Last week saw the Tories gather for their annual conference at Birmingham. It began with Boris Johnson calling for strike ballots to be ruled invalid if less than 50% of members had taken part. This was obviously a rallying call for the true blue union bashers to join him in his battle with the arch enemy Bob Crow.
If such a rule was applied to the London Mayoral Election of 2008 would mean that his victory would be ruled invalid and most local councils would not be able to function due to insufficient interest from voters.
Then we heard Boy George's plans to scrap the Universal Benefit of Child Allowance to any family where one parent earns above £44,000 per annum.

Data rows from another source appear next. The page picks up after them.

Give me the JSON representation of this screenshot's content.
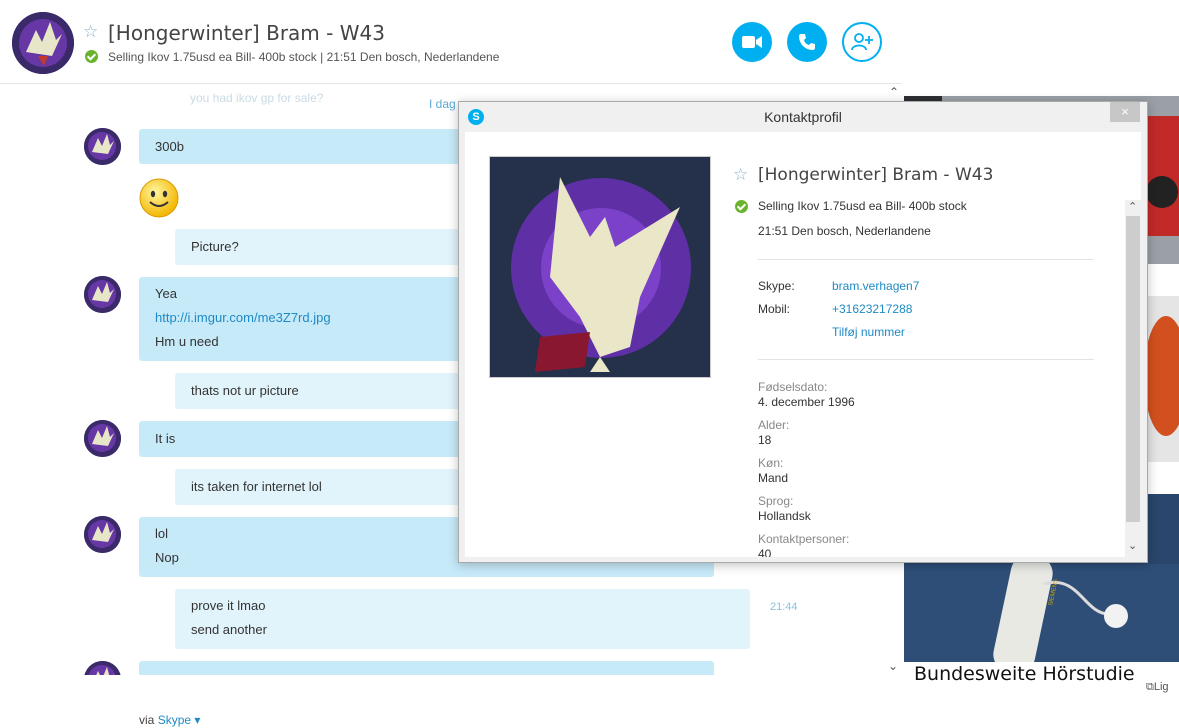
{
  "header": {
    "title": "[Hongerwinter] Bram - W43",
    "mood": "Selling Ikov 1.75usd ea Bill- 400b stock | 21:51 Den bosch, Nederlandene"
  },
  "chat": {
    "faded_top": "you had ikov gp for sale?",
    "date_marker": "I dag",
    "messages": [
      {
        "dir": "in",
        "lines": [
          "300b"
        ]
      },
      {
        "dir": "out",
        "lines": [
          "Picture?"
        ]
      },
      {
        "dir": "in",
        "lines": [
          "Yea",
          "http://i.imgur.com/me3Z7rd.jpg",
          "Hm u need"
        ]
      },
      {
        "dir": "out",
        "lines": [
          "thats not ur picture"
        ]
      },
      {
        "dir": "in",
        "lines": [
          "It is"
        ]
      },
      {
        "dir": "out",
        "lines": [
          "its taken for internet lol"
        ]
      },
      {
        "dir": "in",
        "lines": [
          "lol",
          "Nop"
        ]
      },
      {
        "dir": "out",
        "lines": [
          "prove it lmao",
          "send another"
        ],
        "time": "21:44"
      }
    ],
    "via_label": "via",
    "via_link": "Skype"
  },
  "modal": {
    "title": "Kontaktprofil",
    "close": "×",
    "name": "[Hongerwinter] Bram - W43",
    "mood": "Selling Ikov 1.75usd ea Bill- 400b stock",
    "location": "21:51 Den bosch, Nederlandene",
    "skype_label": "Skype:",
    "skype_value": "bram.verhagen7",
    "mobile_label": "Mobil:",
    "mobile_value": "+31623217288",
    "add_number": "Tilføj nummer",
    "birthday_label": "Fødselsdato:",
    "birthday_value": "4. december 1996",
    "age_label": "Alder:",
    "age_value": "18",
    "gender_label": "Køn:",
    "gender_value": "Mand",
    "language_label": "Sprog:",
    "language_value": "Hollandsk",
    "contacts_label": "Kontaktpersoner:",
    "contacts_value": "40"
  },
  "ad": {
    "headline": "Bundesweite Hörstudie",
    "brand": "SIEMENS",
    "corner": "Lig"
  },
  "colors": {
    "accent": "#00aff0",
    "bubble_in": "#c7eaf9",
    "bubble_out": "#e1f4fb",
    "online": "#6ab42d"
  }
}
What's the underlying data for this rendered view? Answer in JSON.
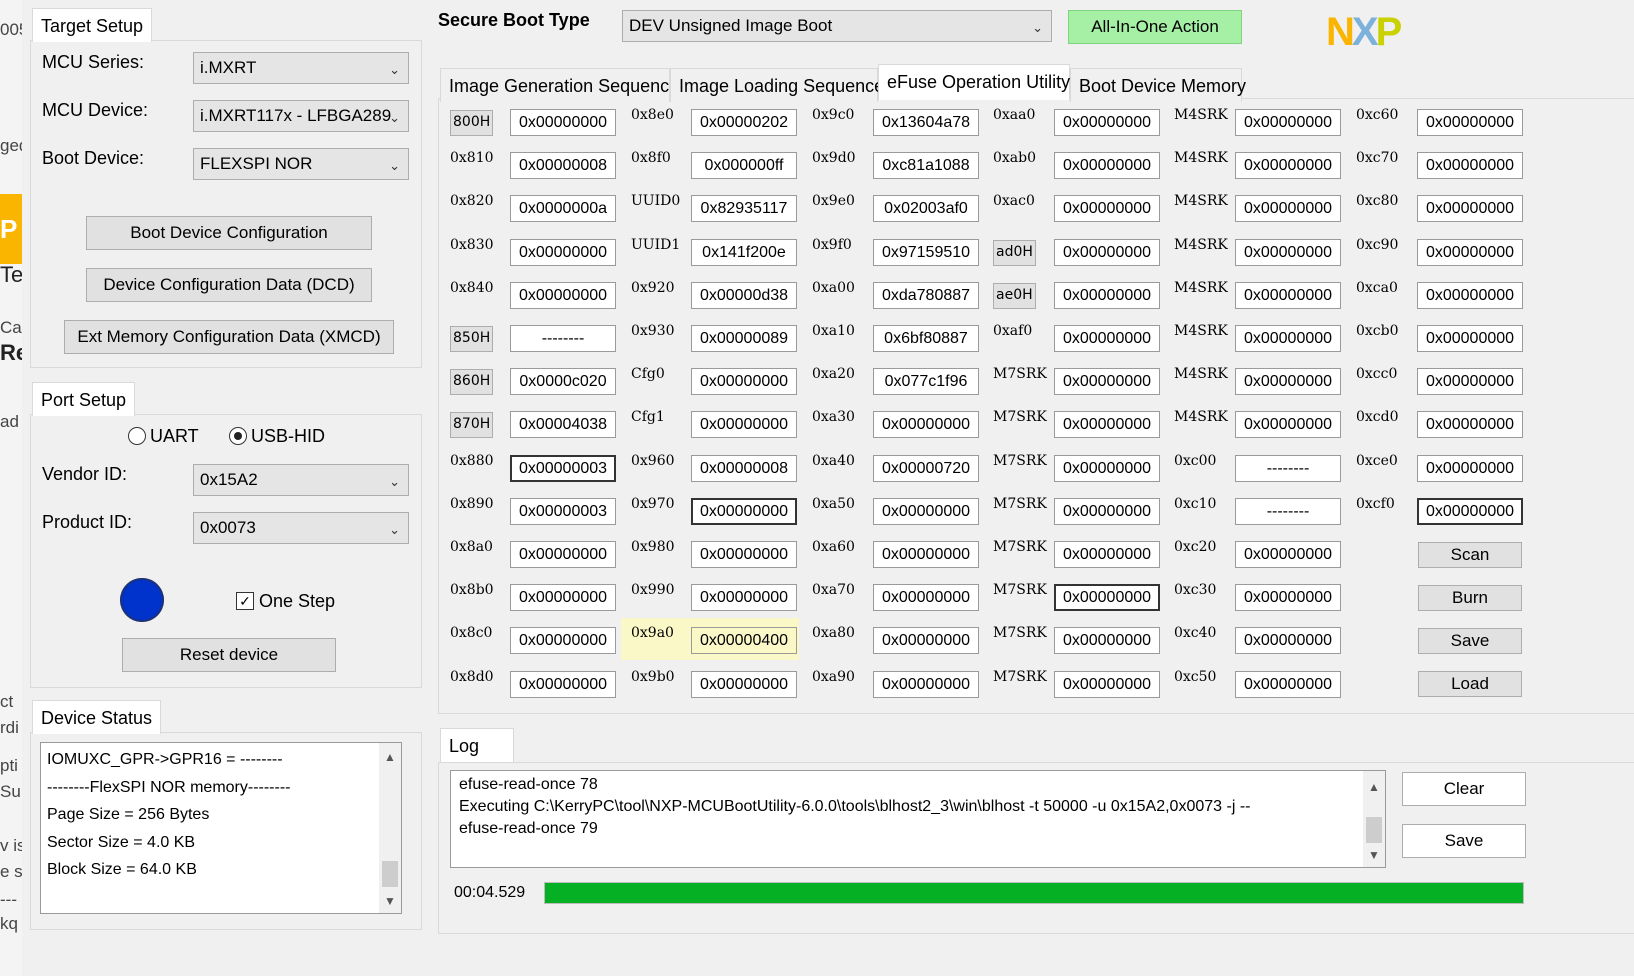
{
  "background_fragments": [
    "005",
    "ged",
    "P",
    "Te",
    "Cas",
    "Re",
    "ad",
    "ct",
    "rdi",
    "pti",
    "Su",
    "v is",
    "e s",
    "---",
    "kq"
  ],
  "target_setup": {
    "title": "Target Setup",
    "mcu_series_label": "MCU Series:",
    "mcu_series_value": "i.MXRT",
    "mcu_device_label": "MCU Device:",
    "mcu_device_value": "i.MXRT117x - LFBGA289",
    "boot_device_label": "Boot Device:",
    "boot_device_value": "FLEXSPI NOR",
    "btn_boot_device_config": "Boot Device Configuration",
    "btn_dcd": "Device Configuration Data (DCD)",
    "btn_xmcd": "Ext Memory Configuration Data (XMCD)"
  },
  "port_setup": {
    "title": "Port Setup",
    "uart_label": "UART",
    "usbhid_label": "USB-HID",
    "selected": "USB-HID",
    "vendor_id_label": "Vendor ID:",
    "vendor_id_value": "0x15A2",
    "product_id_label": "Product ID:",
    "product_id_value": "0x0073",
    "status_led_color": "#0033cc",
    "one_step_label": "One Step",
    "one_step_checked": true,
    "reset_button": "Reset device"
  },
  "device_status": {
    "title": "Device Status",
    "lines": [
      "IOMUXC_GPR->GPR16 = --------",
      "--------FlexSPI NOR memory--------",
      "Page Size   = 256 Bytes",
      "Sector Size = 4.0 KB",
      "Block Size  = 64.0 KB"
    ]
  },
  "header": {
    "secure_boot_type_label": "Secure Boot Type",
    "secure_boot_type_value": "DEV Unsigned Image Boot",
    "all_in_one_button": "All-In-One Action",
    "logo_text": "NXP",
    "accent_green": "#a6f0a6"
  },
  "tabs": [
    {
      "label": "Image Generation Sequence",
      "active": false
    },
    {
      "label": "Image Loading Sequence",
      "active": false
    },
    {
      "label": "eFuse Operation Utility",
      "active": true
    },
    {
      "label": "Boot Device Memory",
      "active": false
    }
  ],
  "efuse": {
    "columns": [
      {
        "labels": [
          "800H",
          "0x810",
          "0x820",
          "0x830",
          "0x840",
          "850H",
          "860H",
          "870H",
          "0x880",
          "0x890",
          "0x8a0",
          "0x8b0",
          "0x8c0",
          "0x8d0"
        ],
        "label_boxed": [
          true,
          false,
          false,
          false,
          false,
          true,
          true,
          true,
          false,
          false,
          false,
          false,
          false,
          false
        ],
        "values": [
          "0x00000000",
          "0x00000008",
          "0x0000000a",
          "0x00000000",
          "0x00000000",
          "--------",
          "0x0000c020",
          "0x00004038",
          "0x00000003",
          "0x00000003",
          "0x00000000",
          "0x00000000",
          "0x00000000",
          "0x00000000"
        ],
        "thick": [
          false,
          false,
          false,
          false,
          false,
          false,
          false,
          false,
          true,
          false,
          false,
          false,
          false,
          false
        ]
      },
      {
        "labels": [
          "0x8e0",
          "0x8f0",
          "UUID0",
          "UUID1",
          "0x920",
          "0x930",
          "Cfg0",
          "Cfg1",
          "0x960",
          "0x970",
          "0x980",
          "0x990",
          "0x9a0",
          "0x9b0"
        ],
        "label_boxed": [
          false,
          false,
          false,
          false,
          false,
          false,
          false,
          false,
          false,
          false,
          false,
          false,
          false,
          false
        ],
        "values": [
          "0x00000202",
          "0x000000ff",
          "0x82935117",
          "0x141f200e",
          "0x00000d38",
          "0x00000089",
          "0x00000000",
          "0x00000000",
          "0x00000008",
          "0x00000000",
          "0x00000000",
          "0x00000000",
          "0x00000400",
          "0x00000000"
        ],
        "thick": [
          false,
          false,
          false,
          false,
          false,
          false,
          false,
          false,
          false,
          true,
          false,
          false,
          false,
          false
        ],
        "highlight_row": 12
      },
      {
        "labels": [
          "0x9c0",
          "0x9d0",
          "0x9e0",
          "0x9f0",
          "0xa00",
          "0xa10",
          "0xa20",
          "0xa30",
          "0xa40",
          "0xa50",
          "0xa60",
          "0xa70",
          "0xa80",
          "0xa90"
        ],
        "label_boxed": [
          false,
          false,
          false,
          false,
          false,
          false,
          false,
          false,
          false,
          false,
          false,
          false,
          false,
          false
        ],
        "values": [
          "0x13604a78",
          "0xc81a1088",
          "0x02003af0",
          "0x97159510",
          "0xda780887",
          "0x6bf80887",
          "0x077c1f96",
          "0x00000000",
          "0x00000720",
          "0x00000000",
          "0x00000000",
          "0x00000000",
          "0x00000000",
          "0x00000000"
        ],
        "thick": [
          false,
          false,
          false,
          false,
          false,
          false,
          false,
          false,
          false,
          false,
          false,
          false,
          false,
          false
        ]
      },
      {
        "labels": [
          "0xaa0",
          "0xab0",
          "0xac0",
          "ad0H",
          "ae0H",
          "0xaf0",
          "M7SRK",
          "M7SRK",
          "M7SRK",
          "M7SRK",
          "M7SRK",
          "M7SRK",
          "M7SRK",
          "M7SRK"
        ],
        "label_boxed": [
          false,
          false,
          false,
          true,
          true,
          false,
          false,
          false,
          false,
          false,
          false,
          false,
          false,
          false
        ],
        "values": [
          "0x00000000",
          "0x00000000",
          "0x00000000",
          "0x00000000",
          "0x00000000",
          "0x00000000",
          "0x00000000",
          "0x00000000",
          "0x00000000",
          "0x00000000",
          "0x00000000",
          "0x00000000",
          "0x00000000",
          "0x00000000"
        ],
        "thick": [
          false,
          false,
          false,
          false,
          false,
          false,
          false,
          false,
          false,
          false,
          false,
          true,
          false,
          false
        ]
      },
      {
        "labels": [
          "M4SRK",
          "M4SRK",
          "M4SRK",
          "M4SRK",
          "M4SRK",
          "M4SRK",
          "M4SRK",
          "M4SRK",
          "0xc00",
          "0xc10",
          "0xc20",
          "0xc30",
          "0xc40",
          "0xc50"
        ],
        "label_boxed": [
          false,
          false,
          false,
          false,
          false,
          false,
          false,
          false,
          false,
          false,
          false,
          false,
          false,
          false
        ],
        "values": [
          "0x00000000",
          "0x00000000",
          "0x00000000",
          "0x00000000",
          "0x00000000",
          "0x00000000",
          "0x00000000",
          "0x00000000",
          "--------",
          "--------",
          "0x00000000",
          "0x00000000",
          "0x00000000",
          "0x00000000"
        ],
        "thick": [
          false,
          false,
          false,
          false,
          false,
          false,
          false,
          false,
          false,
          false,
          false,
          false,
          false,
          false
        ]
      },
      {
        "labels": [
          "0xc60",
          "0xc70",
          "0xc80",
          "0xc90",
          "0xca0",
          "0xcb0",
          "0xcc0",
          "0xcd0",
          "0xce0",
          "0xcf0"
        ],
        "label_boxed": [
          false,
          false,
          false,
          false,
          false,
          false,
          false,
          false,
          false,
          false
        ],
        "values": [
          "0x00000000",
          "0x00000000",
          "0x00000000",
          "0x00000000",
          "0x00000000",
          "0x00000000",
          "0x00000000",
          "0x00000000",
          "0x00000000",
          "0x00000000"
        ],
        "thick": [
          false,
          false,
          false,
          false,
          false,
          false,
          false,
          false,
          false,
          true
        ]
      }
    ],
    "buttons": {
      "scan": "Scan",
      "burn": "Burn",
      "save": "Save",
      "load": "Load"
    }
  },
  "log": {
    "title": "Log",
    "lines": [
      "efuse-read-once 78",
      "Executing C:\\KerryPC\\tool\\NXP-MCUBootUtility-6.0.0\\tools\\blhost2_3\\win\\blhost -t 50000 -u 0x15A2,0x0073 -j --",
      "efuse-read-once 79"
    ],
    "clear_button": "Clear",
    "save_button": "Save",
    "elapsed": "00:04.529",
    "progress_percent": 100,
    "progress_color": "#06b025"
  }
}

This was designed to give the impression that higher earners would contribute to the austerity measures due to come our way.
This caused some concern to Tory supporters who would suffer from this measure but I bet their not screaming at their employers to negotiate a pay cut.
To celebrate this delegates shamelessly drank champagne after George Osborne's announcement of his savage child benefit cuts.
Ministers and MPs ignored warnings from Tory high command about this year's "austerity conference", necking £50-a-bottle bubbly in the bar of the plush five-star Hyatt hotel.
They were probably gloating that the poor would have to fork out extra in taxes if they decided to purchase White Cider.
Then Lord Hutton joined the fray calling for an end to final salary pension schemes in the public sector. Also on pensions the Tories confirmed plans to raise the age of retirement for both men and women which would significantly affect the aspirations for dignity in retirement of hard working people.
So with all that going on there was an obvious chance for Ed Milliband to eat into the usual rise of support that occurs at Party Conference week.
His Shadow Cabinet announcements were eagerly awaited and he had the chance to set his party on the right path towards creating an economic alternative to these cuts.
He announced Alan Johnson as Chancellor of the Exchequer a man with little experience or knowledge of economic affairs.
Let's try harder next time shall we?